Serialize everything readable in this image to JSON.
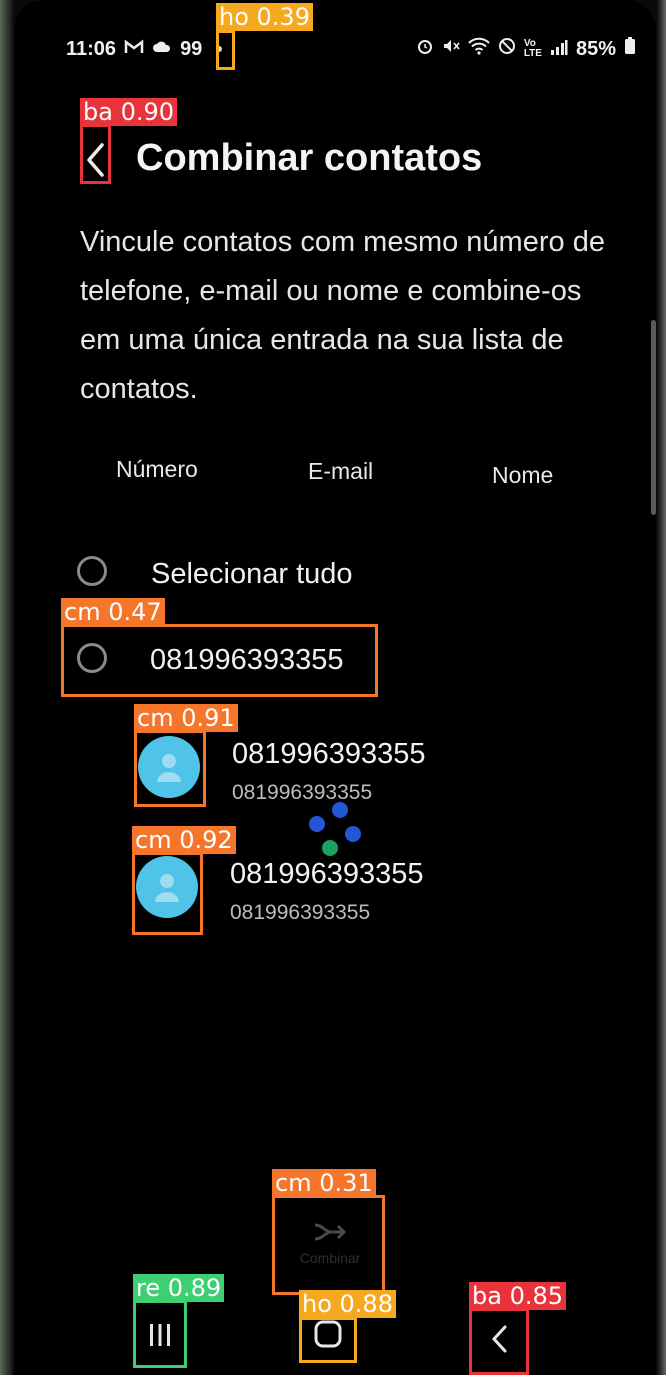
{
  "status_bar": {
    "time": "11:06",
    "notif_count": "99",
    "battery": "85%",
    "icons": [
      "gmail-icon",
      "cloud-icon",
      "alarm-icon",
      "mute-icon",
      "wifi-icon",
      "block-icon",
      "volte-icon",
      "signal-icon",
      "battery-icon"
    ]
  },
  "header": {
    "title": "Combinar contatos",
    "back_icon": "chevron-left-icon"
  },
  "description": "Vincule contatos com mesmo número de telefone, e-mail ou nome e combine-os em uma única entrada na sua lista de contatos.",
  "tabs": [
    {
      "label": "Número"
    },
    {
      "label": "E-mail"
    },
    {
      "label": "Nome"
    }
  ],
  "select_all": {
    "label": "Selecionar tudo",
    "checked": false
  },
  "group": {
    "label": "081996393355",
    "checked": false
  },
  "contacts": [
    {
      "name": "081996393355",
      "detail": "081996393355",
      "avatar_icon": "person-icon"
    },
    {
      "name": "081996393355",
      "detail": "081996393355",
      "avatar_icon": "person-icon"
    }
  ],
  "bottom_action": {
    "label": "Combinar",
    "icon": "merge-arrow-icon"
  },
  "colors": {
    "avatar": "#4fc3e8",
    "det_red": "#e8333b",
    "det_orange": "#f5762a",
    "det_yellow": "#f6a81e",
    "det_green": "#3fcf73"
  },
  "detections": [
    {
      "label": "ho 0.39",
      "color": "yellow"
    },
    {
      "label": "ba 0.90",
      "color": "red"
    },
    {
      "label": "cm 0.47",
      "color": "orange"
    },
    {
      "label": "cm 0.91",
      "color": "orange"
    },
    {
      "label": "cm 0.92",
      "color": "orange"
    },
    {
      "label": "cm 0.31",
      "color": "orange"
    },
    {
      "label": "re 0.89",
      "color": "green"
    },
    {
      "label": "ho 0.88",
      "color": "yellow"
    },
    {
      "label": "ba 0.85",
      "color": "red"
    }
  ],
  "navigation": {
    "recents_icon": "recents-icon",
    "home_icon": "home-icon",
    "back_icon": "back-nav-icon"
  }
}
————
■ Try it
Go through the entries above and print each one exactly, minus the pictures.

■ Solution
Serialize everything readable in this image to JSON.
{
  "status_bar": {
    "time": "11:06",
    "notif_count": "99",
    "battery": "85%",
    "icons": [
      "gmail-icon",
      "cloud-icon",
      "alarm-icon",
      "mute-icon",
      "wifi-icon",
      "block-icon",
      "volte-icon",
      "signal-icon",
      "battery-icon"
    ]
  },
  "header": {
    "title": "Combinar contatos",
    "back_icon": "chevron-left-icon"
  },
  "description": "Vincule contatos com mesmo número de telefone, e-mail ou nome e combine-os em uma única entrada na sua lista de contatos.",
  "tabs": [
    {
      "label": "Número"
    },
    {
      "label": "E-mail"
    },
    {
      "label": "Nome"
    }
  ],
  "select_all": {
    "label": "Selecionar tudo",
    "checked": false
  },
  "group": {
    "label": "081996393355",
    "checked": false
  },
  "contacts": [
    {
      "name": "081996393355",
      "detail": "081996393355",
      "avatar_icon": "person-icon"
    },
    {
      "name": "081996393355",
      "detail": "081996393355",
      "avatar_icon": "person-icon"
    }
  ],
  "bottom_action": {
    "label": "Combinar",
    "icon": "merge-arrow-icon"
  },
  "colors": {
    "avatar": "#4fc3e8",
    "det_red": "#e8333b",
    "det_orange": "#f5762a",
    "det_yellow": "#f6a81e",
    "det_green": "#3fcf73"
  },
  "detections": [
    {
      "label": "ho 0.39",
      "color": "yellow"
    },
    {
      "label": "ba 0.90",
      "color": "red"
    },
    {
      "label": "cm 0.47",
      "color": "orange"
    },
    {
      "label": "cm 0.91",
      "color": "orange"
    },
    {
      "label": "cm 0.92",
      "color": "orange"
    },
    {
      "label": "cm 0.31",
      "color": "orange"
    },
    {
      "label": "re 0.89",
      "color": "green"
    },
    {
      "label": "ho 0.88",
      "color": "yellow"
    },
    {
      "label": "ba 0.85",
      "color": "red"
    }
  ],
  "navigation": {
    "recents_icon": "recents-icon",
    "home_icon": "home-icon",
    "back_icon": "back-nav-icon"
  }
}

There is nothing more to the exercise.